View Full Version : Need a warm, light red

02-20-2002, 12:03 PM
In oils, I've been using W&N Winton cadmium red light as my warm light red, and I don't like it-- too powerful, too dark. Is there another warm light red that won't overwhelm mixes so much? A lighter value straight from the tube would be nice, too.


02-21-2002, 04:55 AM

I had this problem about a month or so ago when I was painting a scenic of a coast guard lighthouse in outdoor natural sunlight. Was looking for a red that had the chroma intensity I needed.

It took awhile and trying a few suggestions, but what I learned was...being a primary color it may simply require relenting to avoid spending a bit of money to try a few colors. I'm glad I did and now I have a few extra colors in my easel.

I was using Cadmium Red Medium and Cadmium Red Light for my warm reds...and Rose Madder or Alizarin Crimson for my cool reds. However...where "warmth" is concerned it has to be nearly a pure pigment as you hint to be looking for. As a primary, you either find it and it works or not.

Here's the thread I posted inquiring about different reds in the Landscape Forum last December-

I took Vallarta's advice and I added Grumbacher Red to my arsenal, also a Quinacridone. I feel I can produce nearly about any red I see now outdoors, but it took awhile.


02-21-2002, 08:09 AM
Great reference, Larry-- thanks! I'll look at the Grumacher and at Quinacridone Red-- I didn't think about that, but I use and like Quinacridone Rose. The discussion reminded me of the thought that occurs to me frequently-- only God gets to paint with light, the rest of us have to use paint. :)

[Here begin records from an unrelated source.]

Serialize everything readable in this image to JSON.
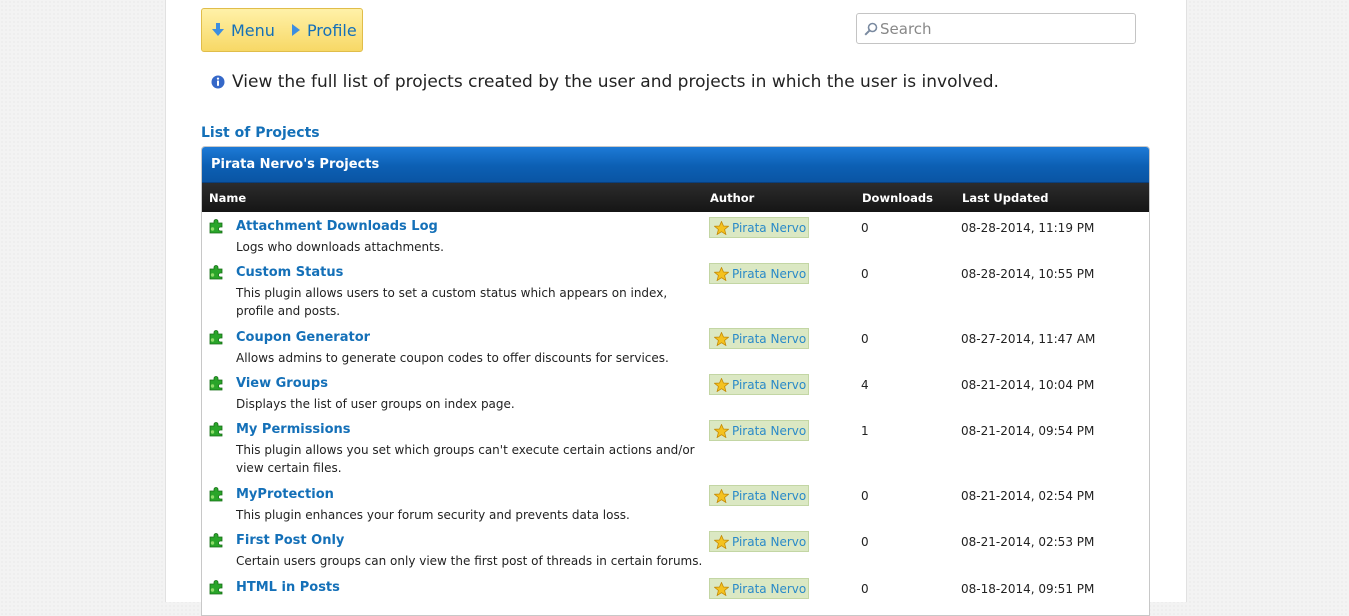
{
  "nav": {
    "menu_label": "Menu",
    "profile_label": "Profile"
  },
  "search": {
    "placeholder": "Search"
  },
  "info_text": "View the full list of projects created by the user and projects in which the user is involved.",
  "list_title": "List of Projects",
  "table": {
    "title": "Pirata Nervo's Projects",
    "columns": {
      "name": "Name",
      "author": "Author",
      "downloads": "Downloads",
      "updated": "Last Updated"
    },
    "rows": [
      {
        "name": "Attachment Downloads Log",
        "desc": "Logs who downloads attachments.",
        "author": "Pirata Nervo",
        "downloads": "0",
        "updated": "08-28-2014, 11:19 PM"
      },
      {
        "name": "Custom Status",
        "desc": "This plugin allows users to set a custom status which appears on index, profile and posts.",
        "author": "Pirata Nervo",
        "downloads": "0",
        "updated": "08-28-2014, 10:55 PM"
      },
      {
        "name": "Coupon Generator",
        "desc": "Allows admins to generate coupon codes to offer discounts for services.",
        "author": "Pirata Nervo",
        "downloads": "0",
        "updated": "08-27-2014, 11:47 AM"
      },
      {
        "name": "View Groups",
        "desc": "Displays the list of user groups on index page.",
        "author": "Pirata Nervo",
        "downloads": "4",
        "updated": "08-21-2014, 10:04 PM"
      },
      {
        "name": "My Permissions",
        "desc": "This plugin allows you set which groups can't execute certain actions and/or view certain files.",
        "author": "Pirata Nervo",
        "downloads": "1",
        "updated": "08-21-2014, 09:54 PM"
      },
      {
        "name": "MyProtection",
        "desc": "This plugin enhances your forum security and prevents data loss.",
        "author": "Pirata Nervo",
        "downloads": "0",
        "updated": "08-21-2014, 02:54 PM"
      },
      {
        "name": "First Post Only",
        "desc": "Certain users groups can only view the first post of threads in certain forums.",
        "author": "Pirata Nervo",
        "downloads": "0",
        "updated": "08-21-2014, 02:53 PM"
      },
      {
        "name": "HTML in Posts",
        "desc": "",
        "author": "Pirata Nervo",
        "downloads": "0",
        "updated": "08-18-2014, 09:51 PM"
      }
    ]
  }
}
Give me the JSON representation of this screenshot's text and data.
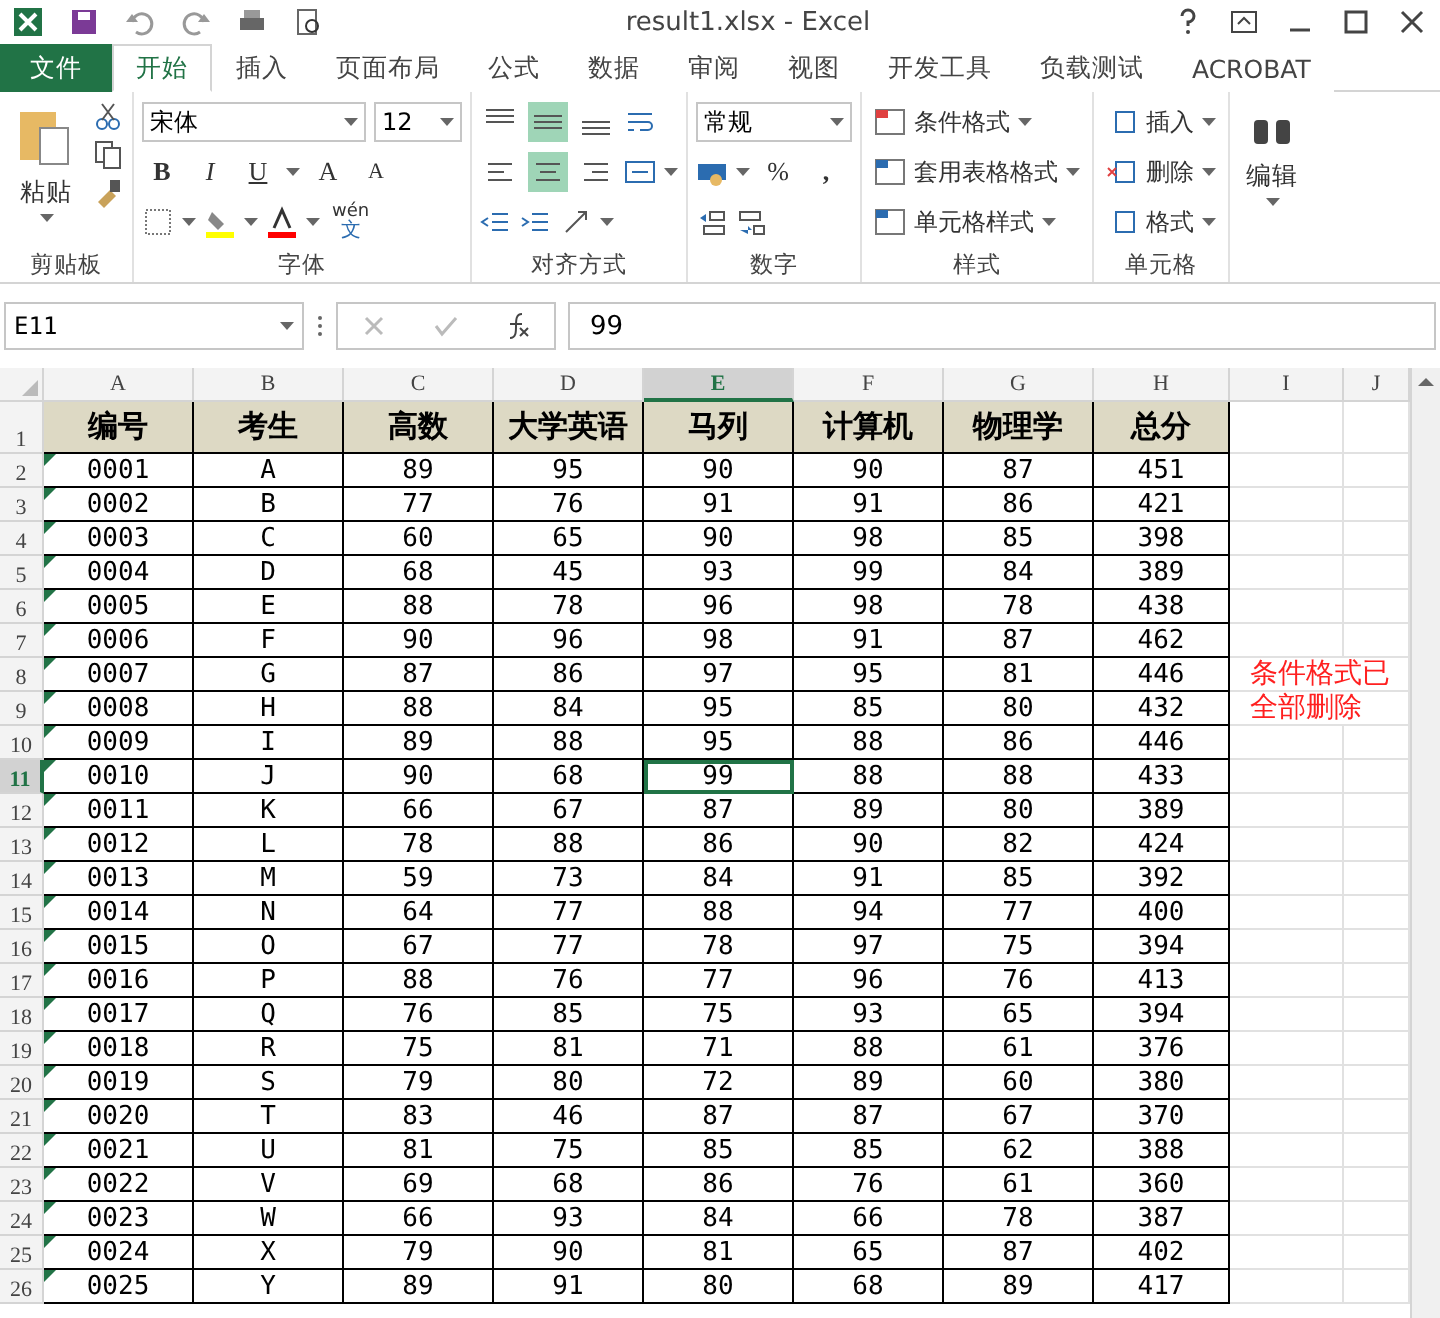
{
  "window": {
    "title": "result1.xlsx - Excel"
  },
  "tabs": [
    {
      "label": "文件",
      "kind": "file",
      "selected": false
    },
    {
      "label": "开始",
      "kind": "tab",
      "selected": true
    },
    {
      "label": "插入",
      "kind": "tab",
      "selected": false
    },
    {
      "label": "页面布局",
      "kind": "tab",
      "selected": false
    },
    {
      "label": "公式",
      "kind": "tab",
      "selected": false
    },
    {
      "label": "数据",
      "kind": "tab",
      "selected": false
    },
    {
      "label": "审阅",
      "kind": "tab",
      "selected": false
    },
    {
      "label": "视图",
      "kind": "tab",
      "selected": false
    },
    {
      "label": "开发工具",
      "kind": "tab",
      "selected": false
    },
    {
      "label": "负载测试",
      "kind": "tab",
      "selected": false
    },
    {
      "label": "ACROBAT",
      "kind": "tab",
      "selected": false
    }
  ],
  "ribbon": {
    "clipboard": {
      "title": "剪贴板",
      "paste": "粘贴"
    },
    "font": {
      "title": "字体",
      "name": "宋体",
      "size": "12",
      "bold": "B",
      "italic": "I",
      "underline": "U",
      "grow": "A",
      "shrink": "A",
      "phonetic_top": "wén",
      "phonetic_bottom": "文"
    },
    "alignment": {
      "title": "对齐方式",
      "vertical": [
        {
          "selected": false
        },
        {
          "selected": true
        },
        {
          "selected": false
        }
      ],
      "horizontal": [
        {
          "selected": false
        },
        {
          "selected": true
        },
        {
          "selected": false
        }
      ]
    },
    "number": {
      "title": "数字",
      "format": "常规",
      "percent": "%",
      "comma": ","
    },
    "styles": {
      "title": "样式",
      "items": [
        "条件格式",
        "套用表格格式",
        "单元格样式"
      ]
    },
    "cells": {
      "title": "单元格",
      "items": [
        "插入",
        "删除",
        "格式"
      ]
    },
    "editing": {
      "label": "编辑"
    }
  },
  "formula_bar": {
    "name_box": "E11",
    "formula": "99"
  },
  "columns": [
    {
      "label": "A",
      "selected": false
    },
    {
      "label": "B",
      "selected": false
    },
    {
      "label": "C",
      "selected": false
    },
    {
      "label": "D",
      "selected": false
    },
    {
      "label": "E",
      "selected": true
    },
    {
      "label": "F",
      "selected": false
    },
    {
      "label": "G",
      "selected": false
    },
    {
      "label": "H",
      "selected": false
    },
    {
      "label": "I",
      "selected": false
    },
    {
      "label": "J",
      "selected": false
    }
  ],
  "rows": [
    {
      "number": "1",
      "kind": "header",
      "selected": false,
      "cells": [
        "编号",
        "考生",
        "高数",
        "大学英语",
        "马列",
        "计算机",
        "物理学",
        "总分"
      ]
    },
    {
      "number": "2",
      "kind": "data",
      "selected": false,
      "marker": true,
      "cells": [
        "0001",
        "A",
        "89",
        "95",
        "90",
        "90",
        "87",
        "451"
      ]
    },
    {
      "number": "3",
      "kind": "data",
      "selected": false,
      "marker": true,
      "cells": [
        "0002",
        "B",
        "77",
        "76",
        "91",
        "91",
        "86",
        "421"
      ]
    },
    {
      "number": "4",
      "kind": "data",
      "selected": false,
      "marker": true,
      "cells": [
        "0003",
        "C",
        "60",
        "65",
        "90",
        "98",
        "85",
        "398"
      ]
    },
    {
      "number": "5",
      "kind": "data",
      "selected": false,
      "marker": true,
      "cells": [
        "0004",
        "D",
        "68",
        "45",
        "93",
        "99",
        "84",
        "389"
      ]
    },
    {
      "number": "6",
      "kind": "data",
      "selected": false,
      "marker": true,
      "cells": [
        "0005",
        "E",
        "88",
        "78",
        "96",
        "98",
        "78",
        "438"
      ]
    },
    {
      "number": "7",
      "kind": "data",
      "selected": false,
      "marker": true,
      "cells": [
        "0006",
        "F",
        "90",
        "96",
        "98",
        "91",
        "87",
        "462"
      ]
    },
    {
      "number": "8",
      "kind": "data",
      "selected": false,
      "marker": true,
      "note": "条件格式已",
      "cells": [
        "0007",
        "G",
        "87",
        "86",
        "97",
        "95",
        "81",
        "446"
      ]
    },
    {
      "number": "9",
      "kind": "data",
      "selected": false,
      "marker": true,
      "note": "全部删除",
      "cells": [
        "0008",
        "H",
        "88",
        "84",
        "95",
        "85",
        "80",
        "432"
      ]
    },
    {
      "number": "10",
      "kind": "data",
      "selected": false,
      "marker": true,
      "cells": [
        "0009",
        "I",
        "89",
        "88",
        "95",
        "88",
        "86",
        "446"
      ]
    },
    {
      "number": "11",
      "kind": "data",
      "selected": true,
      "marker": true,
      "cells": [
        "0010",
        "J",
        "90",
        "68",
        "99",
        "88",
        "88",
        "433"
      ]
    },
    {
      "number": "12",
      "kind": "data",
      "selected": false,
      "marker": true,
      "cells": [
        "0011",
        "K",
        "66",
        "67",
        "87",
        "89",
        "80",
        "389"
      ]
    },
    {
      "number": "13",
      "kind": "data",
      "selected": false,
      "marker": true,
      "cells": [
        "0012",
        "L",
        "78",
        "88",
        "86",
        "90",
        "82",
        "424"
      ]
    },
    {
      "number": "14",
      "kind": "data",
      "selected": false,
      "marker": true,
      "cells": [
        "0013",
        "M",
        "59",
        "73",
        "84",
        "91",
        "85",
        "392"
      ]
    },
    {
      "number": "15",
      "kind": "data",
      "selected": false,
      "marker": true,
      "cells": [
        "0014",
        "N",
        "64",
        "77",
        "88",
        "94",
        "77",
        "400"
      ]
    },
    {
      "number": "16",
      "kind": "data",
      "selected": false,
      "marker": true,
      "cells": [
        "0015",
        "O",
        "67",
        "77",
        "78",
        "97",
        "75",
        "394"
      ]
    },
    {
      "number": "17",
      "kind": "data",
      "selected": false,
      "marker": true,
      "cells": [
        "0016",
        "P",
        "88",
        "76",
        "77",
        "96",
        "76",
        "413"
      ]
    },
    {
      "number": "18",
      "kind": "data",
      "selected": false,
      "marker": true,
      "cells": [
        "0017",
        "Q",
        "76",
        "85",
        "75",
        "93",
        "65",
        "394"
      ]
    },
    {
      "number": "19",
      "kind": "data",
      "selected": false,
      "marker": true,
      "cells": [
        "0018",
        "R",
        "75",
        "81",
        "71",
        "88",
        "61",
        "376"
      ]
    },
    {
      "number": "20",
      "kind": "data",
      "selected": false,
      "marker": true,
      "cells": [
        "0019",
        "S",
        "79",
        "80",
        "72",
        "89",
        "60",
        "380"
      ]
    },
    {
      "number": "21",
      "kind": "data",
      "selected": false,
      "marker": true,
      "cells": [
        "0020",
        "T",
        "83",
        "46",
        "87",
        "87",
        "67",
        "370"
      ]
    },
    {
      "number": "22",
      "kind": "data",
      "selected": false,
      "marker": true,
      "cells": [
        "0021",
        "U",
        "81",
        "75",
        "85",
        "85",
        "62",
        "388"
      ]
    },
    {
      "number": "23",
      "kind": "data",
      "selected": false,
      "marker": true,
      "cells": [
        "0022",
        "V",
        "69",
        "68",
        "86",
        "76",
        "61",
        "360"
      ]
    },
    {
      "number": "24",
      "kind": "data",
      "selected": false,
      "marker": true,
      "cells": [
        "0023",
        "W",
        "66",
        "93",
        "84",
        "66",
        "78",
        "387"
      ]
    },
    {
      "number": "25",
      "kind": "data",
      "selected": false,
      "marker": true,
      "cells": [
        "0024",
        "X",
        "79",
        "90",
        "81",
        "65",
        "87",
        "402"
      ]
    },
    {
      "number": "26",
      "kind": "data",
      "selected": false,
      "marker": true,
      "cells": [
        "0025",
        "Y",
        "89",
        "91",
        "80",
        "68",
        "89",
        "417"
      ]
    }
  ]
}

02-24-2002, 09:46 PM
If a mix is okay try adding in a little of a warm organic yellow if you have one (one of the arylides would be ideal) to your Cadmium Red Light and see what you think. It will lighten the value and weaken the strength in mixes somewhat so it might yield what you're looking for.

It's worth noting that the combination of warmth + light value is not largely represented in single-pigment reds, especially if you want opacity. Some of the newer synthetic reds like the pyrroles, arylamides, naphthols and quinacridones are worth a look if you want to expand that part of your palette. They often have a very individual character and they tend to be weaker tinters than the cadmiums; they are also largely transparent to semitransparent which might be a good or a bad feature depending on what you're looking for. Winsor & Newton offer Winsor Red (PR188) which is a warm red but it might not be light-valued enough for you. If they are available to you Talens, Blockx, Gamblin and Schmincke Mussini all have other dark oranges/scarlet reds worth a look, I can give you the names if you need them.


02-25-2002, 12:17 AM
Thanks, Einion. I don't care about opacity, as I am always using it in mixes with other opaques-- so the transparents you list would be fine. I'll take a look at them when I'm in the art store.

Wayne Gaudon
03-05-2002, 09:26 PM
Lisa, I don't think you are looking for this but I just stumbled on it tonight doing a little testing of color swatches. I was overwhelmed with the richness of the red.

Indian Yellow/Quinacridine Red .. .. on this pick I put some secondaries under and then painted the red from the above combo over the secondaries ..as you can see, it is a beautiful red ..

03-05-2002, 11:25 PM
That is a great red, and quite warm. What's the brand? I bought W&N Winsor red, which is an arylamide (pr188), but I haven't tried it yet. I really wanted quinacridone because I really love quinacridone violet (pv19) having used it both in watercolors and oils, but couldn't find one in the shop.

Wayne Gaudon
03-06-2002, 05:50 AM
Grumbracher Red Q .. cool on the color wheel.